Uric acid is a chemical created when the body breaks down substances called purines. Purines are found in some foods and drinks, such as liver, anchovies, mackerel, dried beans and peas, beer, and wine.
Most uric acid dissolves in blood and travels to the kidneys, where it passes out in urine. If your body produces too much uric acid or doesn't remove enough of it, you can get sick. High levels of uric acid in the body is called hyperuricemia.
This test checks to see how much uric acid you have in your urine.
See also: Uric acid - blood
How the test is performed:
A 24-hour urine sample is needed.
- On day 1, urinate into the toilet when you get up in the morning.
- Afterwards, collect all urine in a special container for the next 24 hours.
- On day 2, urinate into the container when you get up in the morning.
- Cap the container. Keep it in the refrigerator or a cool place during the collection period.
- Label the container with your name, the date, the time of completion, and return it as instructed.
For an infant, thoroughly wash the area around the urethra. Open a urine collection bag (a plastic bag with an adhesive paper on one end), and place it on the infant. For males, place the entire penis in the bag and attach the adhesive to the skin. For females, place the bag over the labia. Diaper as usual over the secured bag.
This procedure may take a couple of attempts -- lively infants can move the bag, causing the urine to be absorbed by the diaper. Check the infant frequently and change the bag after the infant has urinated into it. Drain the urine from the bag into the container provided by your health care provider.
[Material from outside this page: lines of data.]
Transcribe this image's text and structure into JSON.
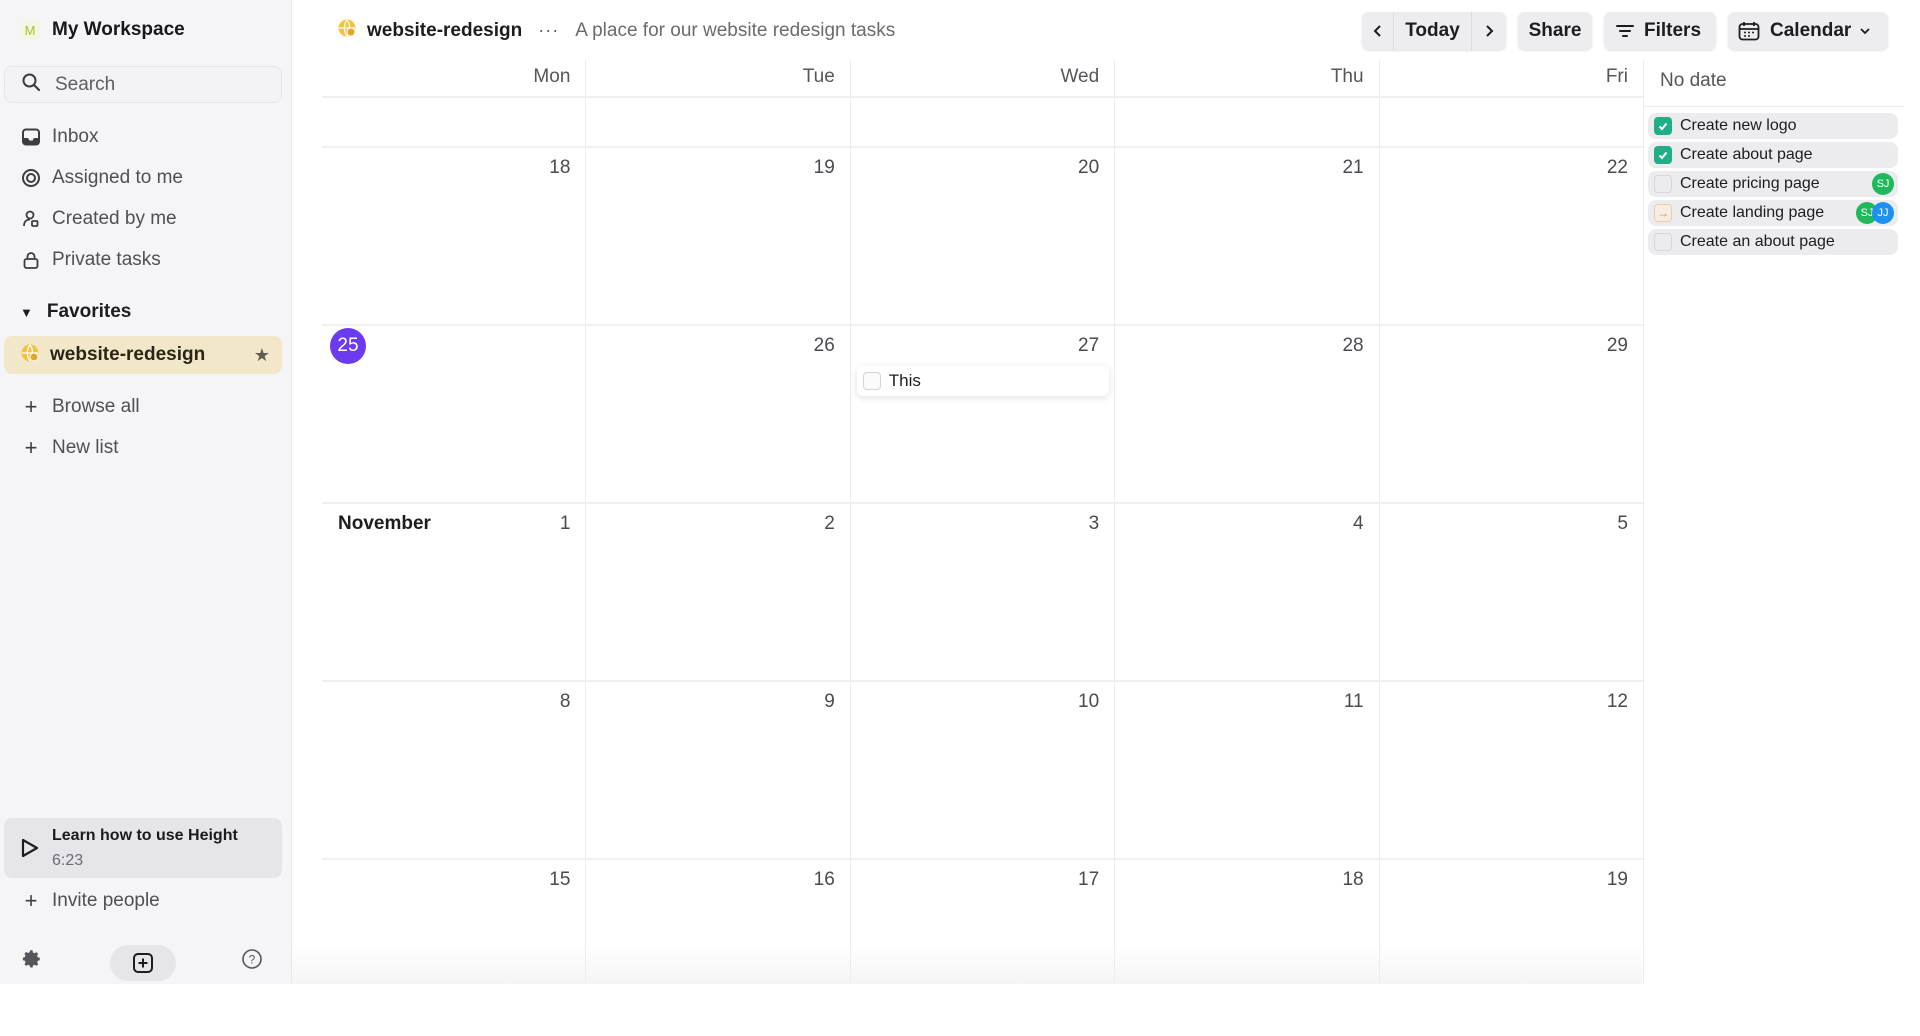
{
  "sidebar": {
    "workspace": {
      "initial": "M",
      "name": "My Workspace"
    },
    "search": {
      "placeholder": "Search"
    },
    "nav": [
      {
        "label": "Inbox",
        "icon": "inbox-icon"
      },
      {
        "label": "Assigned to me",
        "icon": "target-icon"
      },
      {
        "label": "Created by me",
        "icon": "user-icon"
      },
      {
        "label": "Private tasks",
        "icon": "lock-icon"
      }
    ],
    "favorites": {
      "heading": "Favorites",
      "items": [
        {
          "label": "website-redesign",
          "icon": "globe-icon",
          "starred": true
        }
      ]
    },
    "actions": [
      {
        "label": "Browse all",
        "icon": "plus-icon"
      },
      {
        "label": "New list",
        "icon": "plus-icon"
      }
    ],
    "learn": {
      "title": "Learn how to use Height",
      "duration": "6:23"
    },
    "invite": {
      "label": "Invite people"
    }
  },
  "header": {
    "project_name": "website-redesign",
    "project_description": "A place for our website redesign tasks",
    "more_label": "···",
    "today_label": "Today",
    "share_label": "Share",
    "filters_label": "Filters",
    "view_label": "Calendar"
  },
  "calendar": {
    "weekdays": [
      "Mon",
      "Tue",
      "Wed",
      "Thu",
      "Fri"
    ],
    "weeks": [
      {
        "month_label": "",
        "days": [
          "",
          "",
          "",
          "",
          ""
        ]
      },
      {
        "month_label": "",
        "days": [
          "18",
          "19",
          "20",
          "21",
          "22"
        ]
      },
      {
        "month_label": "",
        "days": [
          "25",
          "26",
          "27",
          "28",
          "29"
        ],
        "today_index": 0
      },
      {
        "month_label": "November",
        "days": [
          "1",
          "2",
          "3",
          "4",
          "5"
        ]
      },
      {
        "month_label": "",
        "days": [
          "8",
          "9",
          "10",
          "11",
          "12"
        ]
      },
      {
        "month_label": "",
        "days": [
          "15",
          "16",
          "17",
          "18",
          "19"
        ]
      }
    ],
    "new_task_input": {
      "value": "This",
      "day": "27"
    },
    "today_color": "#6c3bf0"
  },
  "no_date": {
    "title": "No date",
    "tasks": [
      {
        "label": "Create new logo",
        "status": "done",
        "assignees": []
      },
      {
        "label": "Create about page",
        "status": "done",
        "assignees": []
      },
      {
        "label": "Create pricing page",
        "status": "open",
        "assignees": [
          {
            "initials": "SJ",
            "color": "#1fb85a"
          }
        ]
      },
      {
        "label": "Create landing page",
        "status": "in-progress",
        "assignees": [
          {
            "initials": "SJ",
            "color": "#1fb85a"
          },
          {
            "initials": "JJ",
            "color": "#1e90f0"
          }
        ]
      },
      {
        "label": "Create an about page",
        "status": "open",
        "assignees": []
      }
    ]
  }
}
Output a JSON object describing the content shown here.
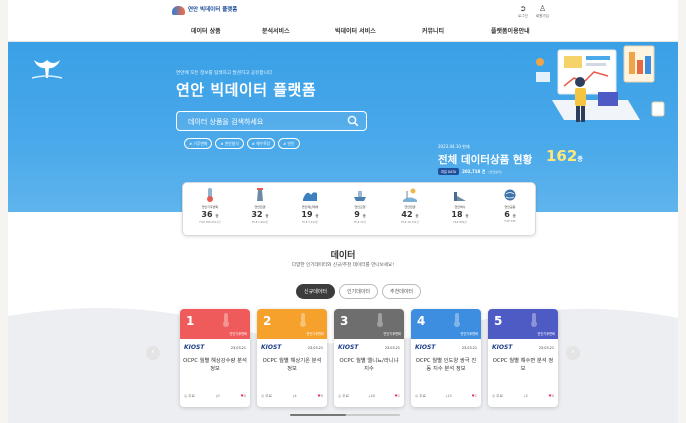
{
  "header": {
    "logo_text": "연안 빅데이터 플랫폼",
    "logo_sub": "",
    "nav": [
      "데이터 상품",
      "분석서비스",
      "빅데이터 서비스",
      "커뮤니티",
      "플랫폼이용안내"
    ],
    "login_label": "로그인",
    "join_label": "회원가입"
  },
  "hero": {
    "kicker": "연안에 모든 정보를 탐색하고 발견하고 공유합니다",
    "title": "연안 빅데이터 플랫폼",
    "search_placeholder": "데이터 상품을 검색하세요",
    "chips": [
      "# 기후변화",
      "# 연안침식",
      "# 해수욕장",
      "# 연안"
    ],
    "stat_date": "2023.04.10 현재",
    "stat_title": "전체 데이터상품 현황",
    "stat_number": "162",
    "stat_unit": "종",
    "stat_badge": "파일 DATA",
    "stat_data": "202,718 건",
    "stat_small": "(연안분석)"
  },
  "categories": [
    {
      "icon": "thermometer-icon",
      "name": "연안기후변화",
      "count": "36",
      "unit": "종",
      "file": "FILE 366,2511건"
    },
    {
      "icon": "lighthouse-icon",
      "name": "연안환경",
      "count": "32",
      "unit": "종",
      "file": "FILE 1,964건"
    },
    {
      "icon": "wave-icon",
      "name": "연안재난재해",
      "count": "19",
      "unit": "종",
      "file": "FILE 3,344건"
    },
    {
      "icon": "ship-icon",
      "name": "연안모형",
      "count": "9",
      "unit": "종",
      "file": "FILE 32건"
    },
    {
      "icon": "beach-icon",
      "name": "연안환경",
      "count": "42",
      "unit": "종",
      "file": "FILE 18,791건"
    },
    {
      "icon": "port-icon",
      "name": "연안해사",
      "count": "18",
      "unit": "종",
      "file": "FILE 806건"
    },
    {
      "icon": "globe-icon",
      "name": "연안공동",
      "count": "6",
      "unit": "종",
      "file": "FILE 395"
    }
  ],
  "section": {
    "title": "데이터",
    "subtitle": "다양한 인기데이터와 신규/추천 데이터를 만나보세요!",
    "tabs": [
      "신규데이터",
      "인기데이터",
      "추천데이터"
    ]
  },
  "cards": [
    {
      "num": "1",
      "color": "#ef5a5a",
      "tag": "연안기후변화",
      "org": "KIOST",
      "date": "23.03.21",
      "title": "OCPC 월별 해상강수량 분석 정보",
      "type": "무료",
      "downloads": "0",
      "likes": "0"
    },
    {
      "num": "2",
      "color": "#f5a12b",
      "tag": "연안기후변화",
      "org": "KIOST",
      "date": "23.03.21",
      "title": "OCPC 월별 해상기온 분석 정보",
      "type": "무료",
      "downloads": "4",
      "likes": "0"
    },
    {
      "num": "3",
      "color": "#6e6e6e",
      "tag": "연안기후변화",
      "org": "KIOST",
      "date": "23.03.21",
      "title": "OCPC 월별 엘니뇨/라니냐 지수",
      "type": "무료",
      "downloads": "16",
      "likes": "1"
    },
    {
      "num": "4",
      "color": "#3d8ee0",
      "tag": "연안기후변화",
      "org": "KIOST",
      "date": "23.03.21",
      "title": "OCPC 월별 인도양 쌍극 진동 지수 분석 정보",
      "type": "무료",
      "downloads": "15",
      "likes": "1"
    },
    {
      "num": "5",
      "color": "#4f5bc4",
      "tag": "연안기후변화",
      "org": "KIOST",
      "date": "23.03.21",
      "title": "OCPC 월별 해수면 분석 정보",
      "type": "무료",
      "downloads": "3",
      "likes": "0"
    }
  ],
  "colors": {
    "hero": "#3aa0e6",
    "accent": "#ffe87a",
    "navy": "#1f4e9c"
  }
}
Deliver it to the laboratory or your health care provider as soon as possible upon completion.
How to prepare for the test:
Your doctor may tell you to stop taking any drugs that may affect the test results. For example, high levels of vitamin C and dyes used during certain x-rays may cause incorrect results.
Drugs that can interfere with test results include:
- Anti-inflammatory drugs (such as ibuprofen)
- Salicylates (including aspirin)
- Thiazide diuretics
This list may not be all-inclusive.
How the test will feel:
The test involves only normal urination, and there is no discomfort.
Why the test is performed:
This test may be done to diagnose kidney stones. It may also be used to monitor people with gout , since many of these patients develop uric acid kidney stones.
Normal values range from 250 to 750 milligrams per 24 hours.
Note: Normal value ranges may vary slightly among different laboratories. Talk to your doctor about the meaning of your specific test results.
What abnormal results mean:
Higher than normal uric acid levels in the urine may be due to:
- Cancers that have spread (metastasized)
- Disorders that affect the bone marrow or certain white blood cells
- High-purine diet
- Lesch-Nyhan syndrome
- Fanconi syndrome
Lower than normal uric acid levels in the urine may be due to:
Goldman L, Ausiello D. Cecil Textbook of Medicine. 22nd ed. Philadelphia, Pa: WB Saunders; 2004.
McPherson RA, Pincus MR. Henry's Clinical Diagnosis and Management by Laboratory Methods. 21st ed. St. Louis, Mo: WB Saunders; 2006.
|Review Date: 10/22/2007|
Reviewed By: Robert Mushnick, M.D., Clinical Assistant Professor, Department of Nephrology, SUNY Downstate Health Center, Brooklyn, NY. Review provided by VeriMed Healthcare Network.